The study sought to examine the relationship between witnessing verbal marital conflict as a child and behavioral anger responses in adulthood. An underlying premise for the study was that verbal marital conflict could be an underlying cause of developmental and behavioral problems in adults who witnessed verbal marital conflict as a child. Previous studies focused on marital conflict in regards to physical conflict, leaving out verbal conflict. One hundred participants, who acknowledged witnessing verbal marital conflict as children, completed the Novaco Anger Scale (NAS; Novaco, 1994, 2003) and the Children's Perception of Interparental Conflict Scale (CPIC; Grych et al., 1992). Participants showed average anger responses and sometimes low anger responses, which did not show significant correlation with exposure to parental verbal marital conflict as children. The findings provided implications for future research which included conducting another study with the same research question, but using a qualitative approach to provide in-depth knowledge on exposure to verbal marital conflict as a child and behavioral anger responses in adulthood, while also using a quantitative approach to examine the behavioral effect.

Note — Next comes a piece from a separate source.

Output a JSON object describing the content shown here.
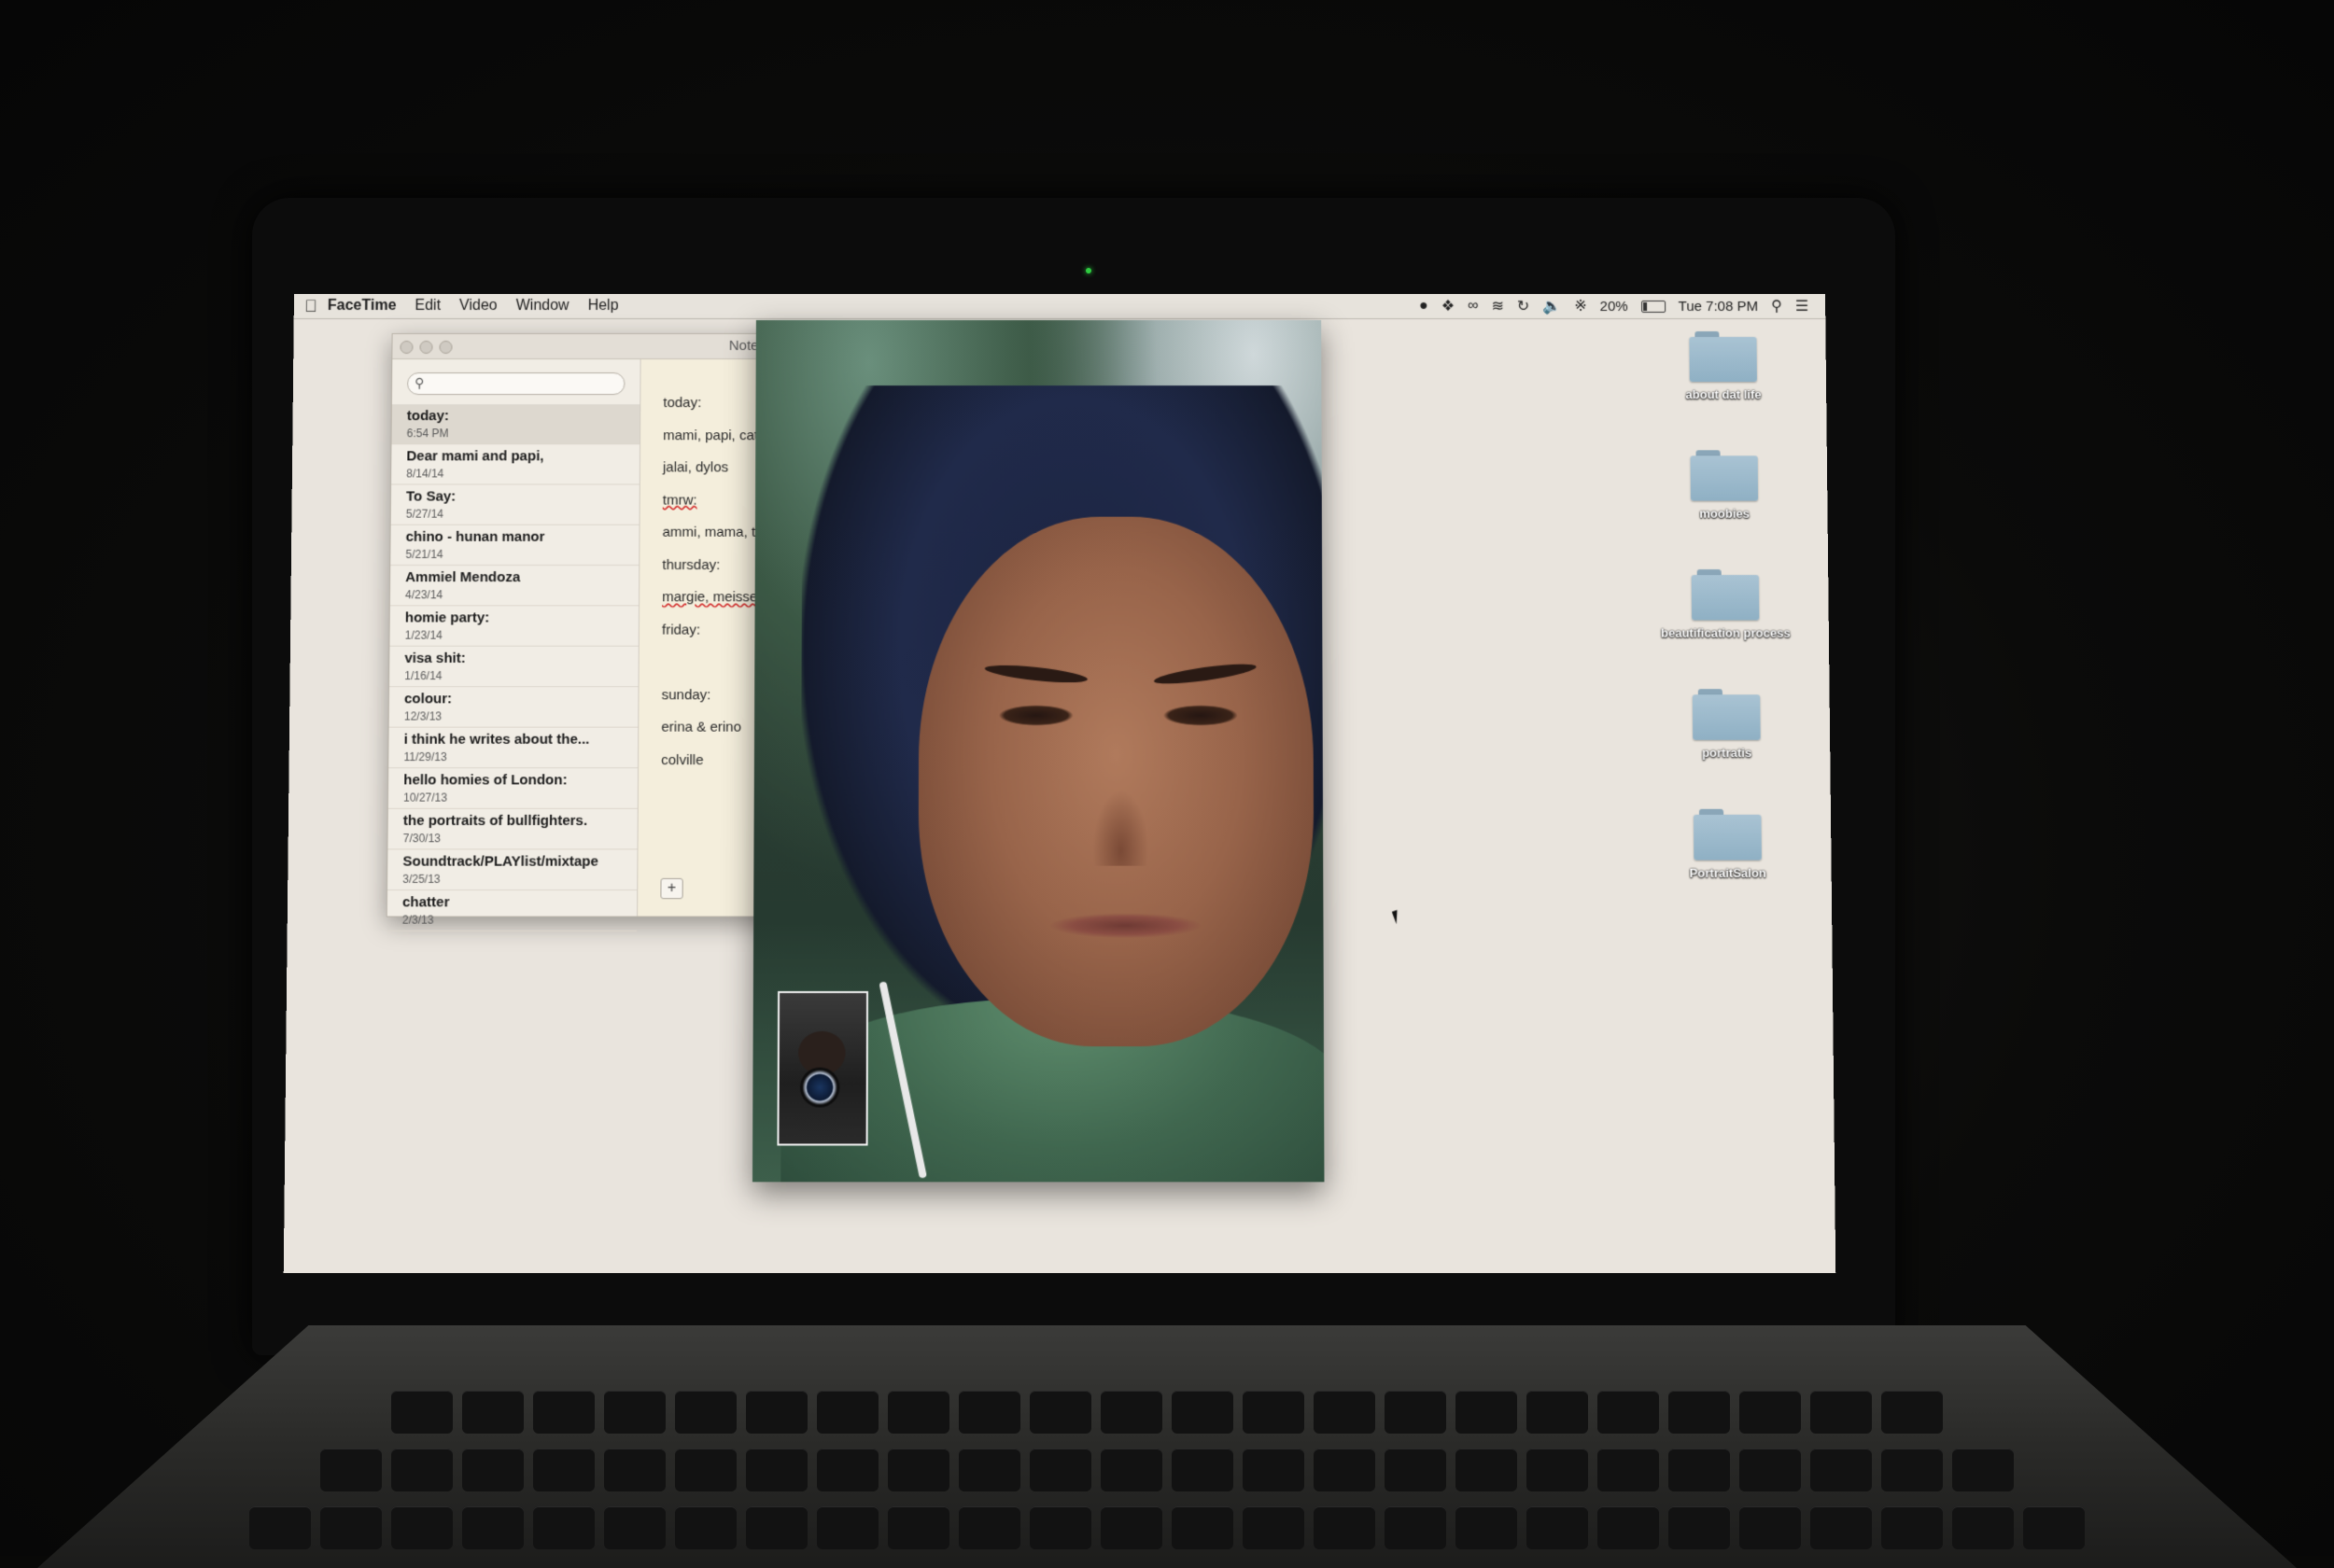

It further suggested identifying the need for person-centered intervention, and enhancing models of skill training for handling anger and relationships.

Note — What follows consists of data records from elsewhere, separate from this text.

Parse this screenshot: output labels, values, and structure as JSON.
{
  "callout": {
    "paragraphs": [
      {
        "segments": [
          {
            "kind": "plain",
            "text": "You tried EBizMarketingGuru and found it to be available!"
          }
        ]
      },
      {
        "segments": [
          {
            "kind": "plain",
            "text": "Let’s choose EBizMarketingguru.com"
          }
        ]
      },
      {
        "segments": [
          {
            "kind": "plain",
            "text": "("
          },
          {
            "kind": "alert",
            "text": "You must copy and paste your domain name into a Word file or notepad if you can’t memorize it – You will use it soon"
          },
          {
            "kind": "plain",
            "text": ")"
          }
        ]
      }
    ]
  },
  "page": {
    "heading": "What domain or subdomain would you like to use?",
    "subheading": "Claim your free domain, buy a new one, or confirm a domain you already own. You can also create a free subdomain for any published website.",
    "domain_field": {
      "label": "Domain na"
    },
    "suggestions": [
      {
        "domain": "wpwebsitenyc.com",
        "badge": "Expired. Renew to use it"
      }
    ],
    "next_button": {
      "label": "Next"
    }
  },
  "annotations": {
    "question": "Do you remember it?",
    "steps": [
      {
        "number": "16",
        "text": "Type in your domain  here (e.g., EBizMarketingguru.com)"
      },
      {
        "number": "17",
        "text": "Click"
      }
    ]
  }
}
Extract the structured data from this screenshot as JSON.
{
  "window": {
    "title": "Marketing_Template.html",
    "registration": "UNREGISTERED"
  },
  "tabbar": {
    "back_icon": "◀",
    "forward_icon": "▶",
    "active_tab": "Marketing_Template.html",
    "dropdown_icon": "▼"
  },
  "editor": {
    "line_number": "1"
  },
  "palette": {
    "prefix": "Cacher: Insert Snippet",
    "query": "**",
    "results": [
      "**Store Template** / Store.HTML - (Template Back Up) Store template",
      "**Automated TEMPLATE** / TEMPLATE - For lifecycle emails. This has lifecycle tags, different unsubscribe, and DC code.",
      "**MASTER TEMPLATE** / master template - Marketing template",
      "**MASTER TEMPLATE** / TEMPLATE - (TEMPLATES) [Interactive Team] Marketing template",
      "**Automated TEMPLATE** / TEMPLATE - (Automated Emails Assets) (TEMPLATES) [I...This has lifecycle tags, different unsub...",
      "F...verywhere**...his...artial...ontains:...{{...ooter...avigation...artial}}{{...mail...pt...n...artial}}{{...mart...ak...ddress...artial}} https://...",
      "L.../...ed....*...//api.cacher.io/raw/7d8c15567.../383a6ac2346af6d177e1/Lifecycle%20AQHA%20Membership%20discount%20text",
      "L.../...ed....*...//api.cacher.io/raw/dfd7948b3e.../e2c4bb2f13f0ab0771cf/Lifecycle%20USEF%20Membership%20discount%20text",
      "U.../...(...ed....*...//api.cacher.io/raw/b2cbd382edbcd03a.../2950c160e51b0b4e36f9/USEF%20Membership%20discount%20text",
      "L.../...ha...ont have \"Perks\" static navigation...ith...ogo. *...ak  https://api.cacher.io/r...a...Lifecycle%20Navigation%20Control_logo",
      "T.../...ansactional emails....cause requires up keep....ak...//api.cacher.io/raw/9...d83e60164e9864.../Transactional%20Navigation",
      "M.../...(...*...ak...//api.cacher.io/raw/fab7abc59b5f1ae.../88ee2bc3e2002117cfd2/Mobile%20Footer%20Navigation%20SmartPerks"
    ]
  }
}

|Advisor:||Dean, Christian J.|
|Commitee:||Maldonado, Jose, Neal, Mary B.|
|Department:||Harold Abel School of Social and Behavioral Sciences|

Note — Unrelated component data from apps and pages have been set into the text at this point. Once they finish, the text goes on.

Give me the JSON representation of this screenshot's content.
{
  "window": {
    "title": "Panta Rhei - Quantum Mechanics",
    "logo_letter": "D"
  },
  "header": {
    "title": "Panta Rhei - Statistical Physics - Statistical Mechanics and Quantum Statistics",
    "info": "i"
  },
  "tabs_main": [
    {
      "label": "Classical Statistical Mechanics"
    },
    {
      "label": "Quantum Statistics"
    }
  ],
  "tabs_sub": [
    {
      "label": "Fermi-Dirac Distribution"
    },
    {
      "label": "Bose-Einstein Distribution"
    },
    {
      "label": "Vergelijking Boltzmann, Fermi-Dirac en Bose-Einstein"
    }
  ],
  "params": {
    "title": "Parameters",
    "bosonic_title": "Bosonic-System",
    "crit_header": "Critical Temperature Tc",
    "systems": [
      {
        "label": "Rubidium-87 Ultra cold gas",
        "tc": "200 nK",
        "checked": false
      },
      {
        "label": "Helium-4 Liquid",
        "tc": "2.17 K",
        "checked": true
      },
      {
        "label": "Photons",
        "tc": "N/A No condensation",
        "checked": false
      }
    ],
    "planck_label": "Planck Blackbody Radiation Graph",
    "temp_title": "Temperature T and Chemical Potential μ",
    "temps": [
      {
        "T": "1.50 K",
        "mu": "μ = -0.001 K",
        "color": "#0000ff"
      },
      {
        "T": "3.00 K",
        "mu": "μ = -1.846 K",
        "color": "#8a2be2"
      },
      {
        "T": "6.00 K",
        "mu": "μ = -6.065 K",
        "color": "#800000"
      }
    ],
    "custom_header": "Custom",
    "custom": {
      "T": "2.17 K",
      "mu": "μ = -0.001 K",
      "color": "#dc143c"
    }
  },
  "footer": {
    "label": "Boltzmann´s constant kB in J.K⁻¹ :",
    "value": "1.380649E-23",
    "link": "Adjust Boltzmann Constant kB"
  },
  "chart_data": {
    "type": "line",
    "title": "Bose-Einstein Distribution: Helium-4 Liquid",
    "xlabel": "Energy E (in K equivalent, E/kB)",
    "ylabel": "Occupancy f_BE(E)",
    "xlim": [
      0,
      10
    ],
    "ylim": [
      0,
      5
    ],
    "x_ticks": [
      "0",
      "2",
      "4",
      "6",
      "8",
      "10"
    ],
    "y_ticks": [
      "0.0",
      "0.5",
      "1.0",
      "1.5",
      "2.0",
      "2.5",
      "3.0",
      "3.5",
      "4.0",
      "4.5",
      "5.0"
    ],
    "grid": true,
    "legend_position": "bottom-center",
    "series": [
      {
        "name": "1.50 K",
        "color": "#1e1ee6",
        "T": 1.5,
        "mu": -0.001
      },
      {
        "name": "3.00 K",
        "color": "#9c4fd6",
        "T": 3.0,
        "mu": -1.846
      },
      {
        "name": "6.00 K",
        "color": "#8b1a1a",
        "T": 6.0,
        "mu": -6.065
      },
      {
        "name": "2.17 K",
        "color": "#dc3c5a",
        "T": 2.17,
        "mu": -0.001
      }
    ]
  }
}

|School Location:||United States -- Minnesota|
|Source:||DAI-A 76/03(E), Dissertation Abstracts International|
|Subjects:||Behavioral psychology, Counseling Psychology, Individual & family studies|
|Keywords:||Anger responses, Behavior, Child adjustment and development, Cognitive psychology, Social and emotional, Verbal marital conflict|
Copyright in each Dissertation and Thesis is retained by the author. All Rights Reserved
The supplemental file or files you are about to download were provided to ProQuest by the author as part of a
dissertation or thesis. The supplemental files are provided "AS IS" without warranty. ProQuest is not responsible for the
content, format or impact on the supplemental file(s) on our system. in some cases, the file type may be unknown or
may be a .exe file. We recommend caution as you open such files.
Copyright of the original materials contained in the supplemental file is retained by the author and your access to the
supplemental files is subject to the ProQuest Terms and Conditions of use.
Depending on the size of the file(s) you are downloading, the system may take some time to download them. Please be